If you've seen a David Fincher movie, you'll know it -- he has a distinctive look about his work that... does something to the viewer.
The Natural History Museum of London has announced the winners of the 2017 Wildlife Photographer of the Year Competition. Highlights of this year include bioluminescent termite mounds, hoards of giant spider crabs, a juvenile gorilla lounging on the forest floor -- and an absolutely heartbreaking image of a poached black rhino.
It's understandable that UAV enthusiasts might be tempted to grab amazing footage of ongoing disasters like the northern California wildfires -- providing a unique perspective of a climate change-fuelled catastrophe which has now killed at least 41 people, burned down thousands of buildings and laid waste to hundreds of thousands of acres of land.
Can you really split a bullet with a sword? The Slow Mo Guys tested the logistics of such a feat, but using a safer approach that involved a giant super-sharp knife and a pellet gun firing tiny projectiles to minimise any undesired results -- like one of them getting hit, or their incredibly expensive slo-mo camera getting destroyed.
Two members of Baltimore's County Council have introduced a new resolution to tighten public access to body camera footage. The measure, introduced by Republican councilmen Todd Crandell and Wade Kach, comes after dozens of criminal cases were dropped in Baltimore following the release of camera footage that seemingly uncovered officer misconduct.

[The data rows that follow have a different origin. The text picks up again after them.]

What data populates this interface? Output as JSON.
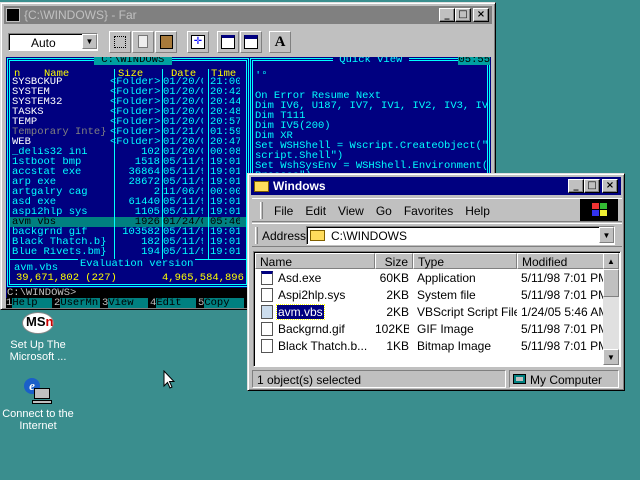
{
  "desktop": {
    "icons": [
      {
        "label1": "Set Up The",
        "label2": "Microsoft ..."
      },
      {
        "label1": "Connect to the",
        "label2": "Internet"
      }
    ]
  },
  "far": {
    "title": "{C:\\WINDOWS} - Far",
    "font_select": "Auto",
    "panel_title": " C:\\WINDOWS ",
    "qv_title": " Quick view ",
    "clock": "05:55",
    "headers": {
      "n": "n",
      "name": "Name",
      "size": "Size",
      "date": "Date",
      "time": "Time"
    },
    "files": [
      [
        "SYSBCKUP",
        "<Folder>",
        "01/20/03",
        "21:00"
      ],
      [
        "SYSTEM",
        "<Folder>",
        "01/20/03",
        "20:42"
      ],
      [
        "SYSTEM32",
        "<Folder>",
        "01/20/03",
        "20:44"
      ],
      [
        "TASKS",
        "<Folder>",
        "01/20/03",
        "20:48"
      ],
      [
        "TEMP",
        "<Folder>",
        "01/20/03",
        "20:57"
      ],
      [
        "Temporary Inte}",
        "<Folder>",
        "01/21/03",
        "01:59"
      ],
      [
        "WEB",
        "<Folder>",
        "01/20/03",
        "20:47"
      ],
      [
        "_delis32  ini",
        "102",
        "01/20/05",
        "00:08"
      ],
      [
        "1stboot   bmp",
        "1518",
        "05/11/98",
        "19:01"
      ],
      [
        "accstat   exe",
        "36864",
        "05/11/98",
        "19:01"
      ],
      [
        "arp       exe",
        "28672",
        "05/11/98",
        "19:01"
      ],
      [
        "artgalry  cag",
        "2",
        "11/06/97",
        "00:00"
      ],
      [
        "asd       exe",
        "61440",
        "05/11/98",
        "19:01"
      ],
      [
        "aspi2hlp  sys",
        "1105",
        "05/11/98",
        "19:01"
      ],
      [
        "avm       vbs",
        "1926",
        "01/24/05",
        "05:46"
      ],
      [
        "backgrnd  gif",
        "103582",
        "05/11/98",
        "19:01"
      ],
      [
        "Black Thatch.b}",
        "182",
        "05/11/98",
        "19:01"
      ],
      [
        "Blue Rivets.bm}",
        "194",
        "05/11/98",
        "19:01"
      ]
    ],
    "status_name": "avm.vbs",
    "totals": " 39,671,802 (227) ",
    "free": "4,965,584,896",
    "eval": "Evaluation version",
    "qv_lines": [
      "'°",
      "",
      "On Error Resume Next",
      "Dim IV6, U187, IV7, IV1, IV2, IV3, IV4",
      "Dim T111",
      "Dim IV5(200)",
      "Dim XR",
      "Set WSHShell = Wscript.CreateObject(\"W",
      "script.Shell\")",
      "Set WshSysEnv = WSHShell.Environment(\"",
      "Process\")"
    ],
    "prompt": "C:\\WINDOWS>",
    "keys": [
      [
        "1",
        "Help"
      ],
      [
        "2",
        "UserMn"
      ],
      [
        "3",
        "View"
      ],
      [
        "4",
        "Edit"
      ],
      [
        "5",
        "Copy"
      ]
    ]
  },
  "explorer": {
    "title": "Windows",
    "menu": [
      "File",
      "Edit",
      "View",
      "Go",
      "Favorites",
      "Help"
    ],
    "address_label": "Address",
    "address": "C:\\WINDOWS",
    "columns": [
      "Name",
      "Size",
      "Type",
      "Modified"
    ],
    "rows": [
      [
        "Asd.exe",
        "60KB",
        "Application",
        "5/11/98 7:01 PM"
      ],
      [
        "Aspi2hlp.sys",
        "2KB",
        "System file",
        "5/11/98 7:01 PM"
      ],
      [
        "avm.vbs",
        "2KB",
        "VBScript Script File",
        "1/24/05 5:46 AM"
      ],
      [
        "Backgrnd.gif",
        "102KB",
        "GIF Image",
        "5/11/98 7:01 PM"
      ],
      [
        "Black Thatch.b...",
        "1KB",
        "Bitmap Image",
        "5/11/98 7:01 PM"
      ]
    ],
    "status_left": "1 object(s) selected",
    "status_right": "My Computer"
  },
  "colors": {
    "desktop": "#3a8e8e",
    "far_bg": "#000080",
    "far_cyan": "#00ffff",
    "far_yellow": "#ffff00",
    "far_sel": "#008080"
  }
}
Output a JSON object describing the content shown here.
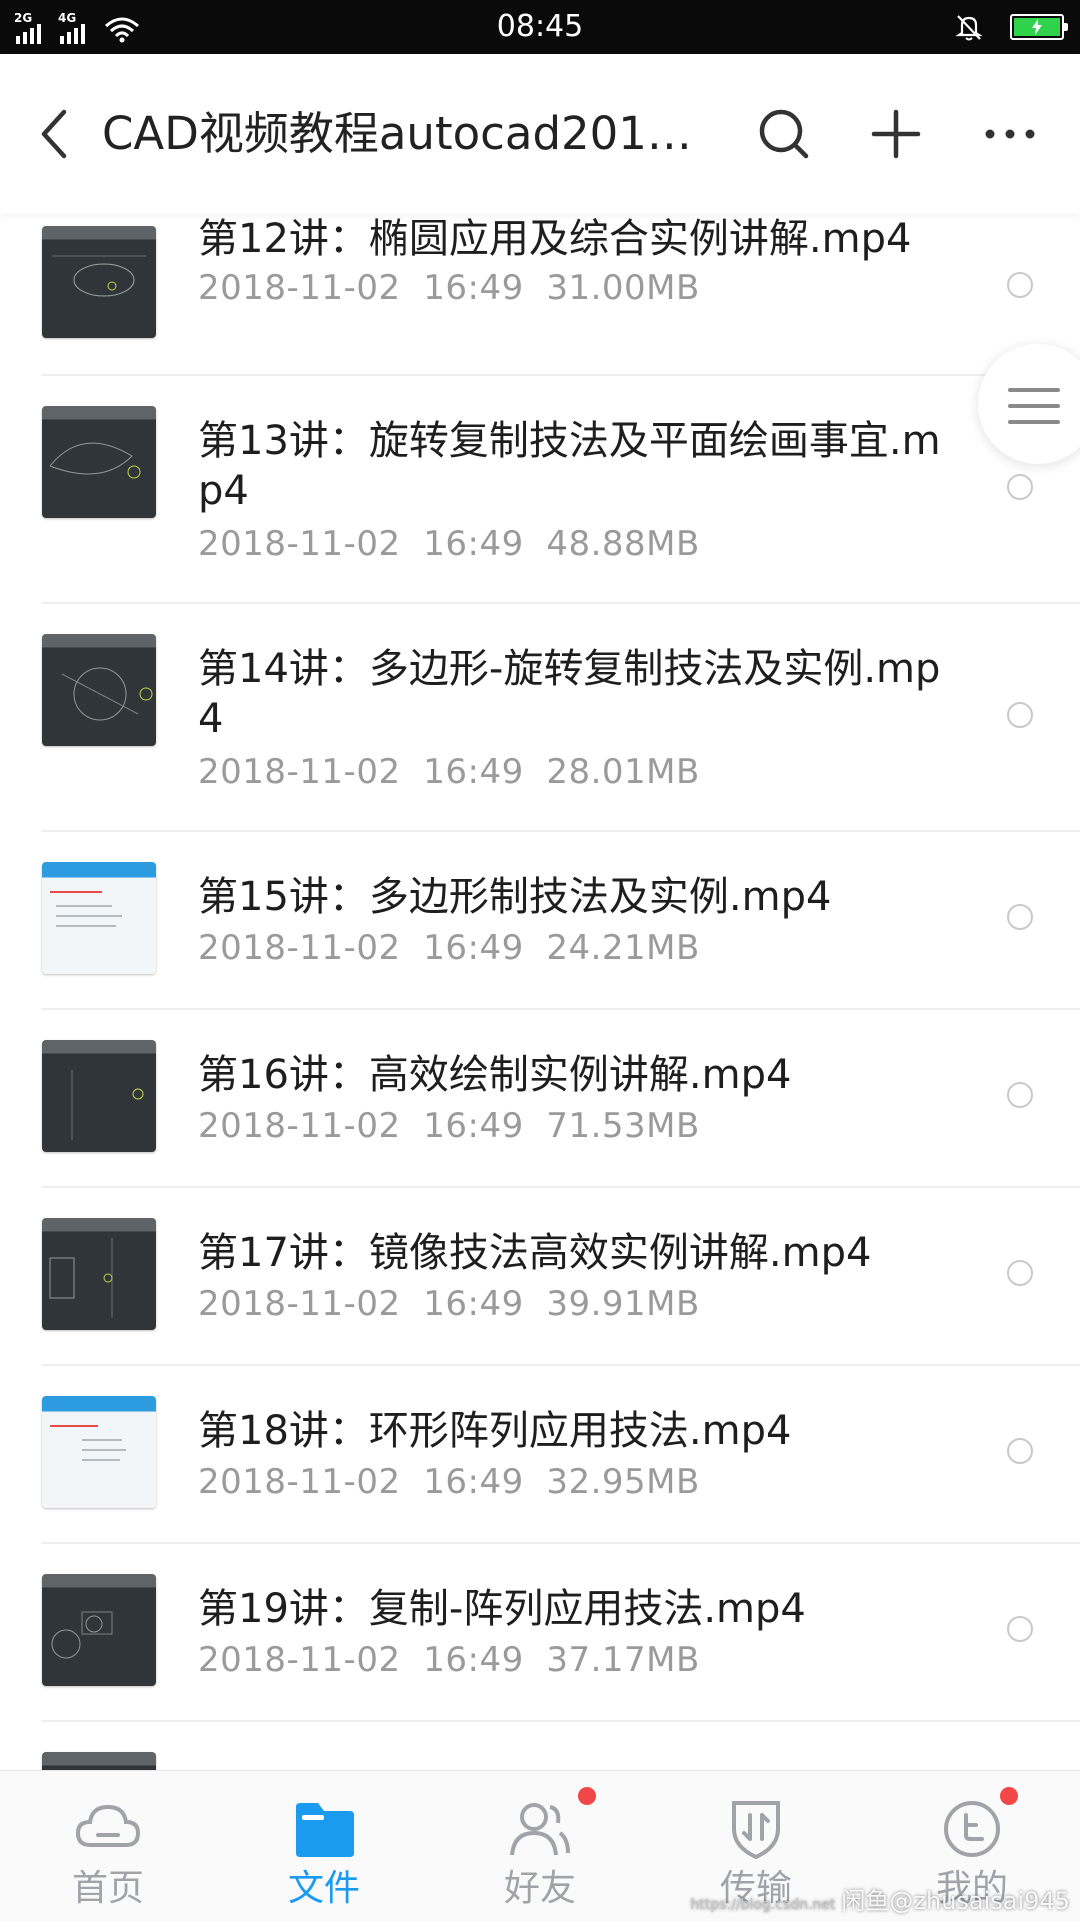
{
  "status_bar": {
    "time": "08:45",
    "signal_1": "2G",
    "signal_2": "4G",
    "icons": [
      "signal-2g-icon",
      "signal-4g-icon",
      "wifi-icon",
      "notification-muted-icon",
      "battery-charging-icon"
    ]
  },
  "header": {
    "title": "CAD视频教程autocad2018…",
    "back_icon": "chevron-left-icon",
    "actions": [
      "search-icon",
      "plus-icon",
      "more-icon"
    ]
  },
  "files": [
    {
      "name": "第12讲：椭圆应用及综合实例讲解.mp4",
      "date": "2018-11-02",
      "time": "16:49",
      "size": "31.00MB",
      "thumb": "dark"
    },
    {
      "name": "第13讲：旋转复制技法及平面绘画事宜.mp4",
      "date": "2018-11-02",
      "time": "16:49",
      "size": "48.88MB",
      "thumb": "dark"
    },
    {
      "name": "第14讲：多边形-旋转复制技法及实例.mp4",
      "date": "2018-11-02",
      "time": "16:49",
      "size": "28.01MB",
      "thumb": "dark"
    },
    {
      "name": "第15讲：多边形制技法及实例.mp4",
      "date": "2018-11-02",
      "time": "16:49",
      "size": "24.21MB",
      "thumb": "light"
    },
    {
      "name": "第16讲：高效绘制实例讲解.mp4",
      "date": "2018-11-02",
      "time": "16:49",
      "size": "71.53MB",
      "thumb": "dark"
    },
    {
      "name": "第17讲：镜像技法高效实例讲解.mp4",
      "date": "2018-11-02",
      "time": "16:49",
      "size": "39.91MB",
      "thumb": "dark"
    },
    {
      "name": "第18讲：环形阵列应用技法.mp4",
      "date": "2018-11-02",
      "time": "16:49",
      "size": "32.95MB",
      "thumb": "light"
    },
    {
      "name": "第19讲：复制-阵列应用技法.mp4",
      "date": "2018-11-02",
      "time": "16:49",
      "size": "37.17MB",
      "thumb": "dark"
    }
  ],
  "tabs": [
    {
      "label": "首页",
      "icon": "cloud-icon",
      "active": false,
      "badge": false
    },
    {
      "label": "文件",
      "icon": "folder-icon",
      "active": true,
      "badge": false
    },
    {
      "label": "好友",
      "icon": "friends-icon",
      "active": false,
      "badge": true
    },
    {
      "label": "传输",
      "icon": "transfer-icon",
      "active": false,
      "badge": false
    },
    {
      "label": "我的",
      "icon": "profile-icon",
      "active": false,
      "badge": true
    }
  ],
  "watermark": {
    "url": "https://blog.csdn.net",
    "text": "闲鱼@zhusaisai945"
  },
  "colors": {
    "accent": "#1a9bf0",
    "badge": "#f24747",
    "meta_text": "#9a9a9a",
    "inactive_tab": "#a0a4a8"
  }
}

Google introduced a tiny lifelogging camera yesterday at its Pixel 2 event. Called Clips, the little device can be held, clipped or set down while it uses artificial intelligence and facial recognition to "capture beautiful, spontaneous images" of your life. As with most cameras intended to constantly record you, a lot of people's first instinct was: Holy crap this is creepy.
Internet of Things devices are notoriously insecure and webcams are among the creepiest targets for hacks. A woman in the Netherlands recently learned just how disturbing these vulnerabilities can be, capturing footage of a home webcam that started tracking her movements and speaking to her in a sinister, unfamiliar voice.
Have you ever had the perfect photo ruined by someone with their eyes closed in the shot? You could fix the problem with a bit of cloning from an alternate shot using a photo editing app -- but Adobe is making the process much easier in the new 2018 version of Photoshop Elements with a dedicated 'Open Closed Eyes' feature.
The night that Polaroid announced its first all-new instant camera since the mid-aughts, there was a party in the Bowery. A small gallery space was filled with sweaty art school types, and a row Polaroid cameras lined one wall showcasing a timeline of the company's design. The famous Polaroid photographer Ryan McGinley announced the new camera: the OneStep 2, the heir apparent to the original OneStep camera that inspired the Instagram logo.
Even a basic drone is a complicated piece of technology and machinery. A racing drone is even more high-tech, with lightweight components and custom-built parts inside. Here's what goes into the drones currently racing at the Red Bull Dr.One championships in Spielberg, Austria.
You know the old adage, "It's what's on the inside that counts." That's just what GoPro is banking on with its new flagship camera, the $749.95 Hero6 Black. Physically, it looks identical to last year's Hero5 Black, and that's not a bad thing. Under the hood, though, there's a hell of a lot more power.
Before Twitter killed it off, Kevin Parry was a Vine star (who has since jumped ship to Instagram) known for his simplistic yet mind-blowing optical illusions. He's since compiled a few of them into a longer video that will have you spending the rest of the day trying to figure out how he made each one.
Polaroid went bust in 2001, and the company formed from its ashes went bust again in 2008. The Polaroid Corporation that formed from that has had a shaky history, releasing digital 'instant' cameras and instant photo printers. But on the 80th anniversary of the original company's founding, Polaroid is back as Polaroid Originals -- and it's making a new instant film camera called the OneStep 2.
Canon and Nikon have a tendency to dominate the news with lenses and bodies. Fujifilm wants to capture your attention with something different -- software. And cool software at that. Starting from November this year, select Fujifilm cameras, in combination with a special desktop application, will be able to convert RAW images using the camera's internal hardware.